** Opening Supplied material block **

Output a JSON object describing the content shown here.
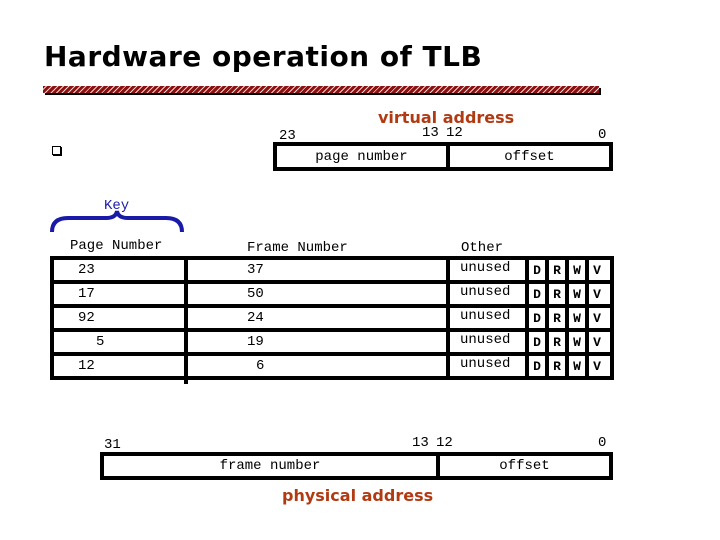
{
  "title": "Hardware operation of TLB",
  "virtual_address": {
    "label": "virtual address",
    "bits": {
      "high": "23",
      "split_high": "13",
      "split_low": "12",
      "low": "0"
    },
    "fields": [
      "page number",
      "offset"
    ]
  },
  "key": {
    "label": "Key"
  },
  "tlb_table": {
    "headers": {
      "page": "Page Number",
      "frame": "Frame Number",
      "other": "Other"
    },
    "rows": [
      {
        "page": "23",
        "frame": "37",
        "other": "unused",
        "flags": [
          "D",
          "R",
          "W",
          "V"
        ]
      },
      {
        "page": "17",
        "frame": "50",
        "other": "unused",
        "flags": [
          "D",
          "R",
          "W",
          "V"
        ]
      },
      {
        "page": "92",
        "frame": "24",
        "other": "unused",
        "flags": [
          "D",
          "R",
          "W",
          "V"
        ]
      },
      {
        "page": "5",
        "frame": "19",
        "other": "unused",
        "flags": [
          "D",
          "R",
          "W",
          "V"
        ]
      },
      {
        "page": "12",
        "frame": "6",
        "other": "unused",
        "flags": [
          "D",
          "R",
          "W",
          "V"
        ]
      }
    ]
  },
  "physical_address": {
    "label": "physical address",
    "bits": {
      "high": "31",
      "split_high": "13",
      "split_low": "12",
      "low": "0"
    },
    "fields": [
      "frame number",
      "offset"
    ]
  },
  "colors": {
    "label_red": "#b23a12",
    "key_blue": "#1a1aa8",
    "underline_red": "#8b1010"
  }
}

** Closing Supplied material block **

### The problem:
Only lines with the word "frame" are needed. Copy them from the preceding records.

### Exercise response:
      "frame": "Frame Number",
        "frame": "37",
        "frame": "50",
        "frame": "24",
        "frame": "19",
        "frame": "6",
      "frame number",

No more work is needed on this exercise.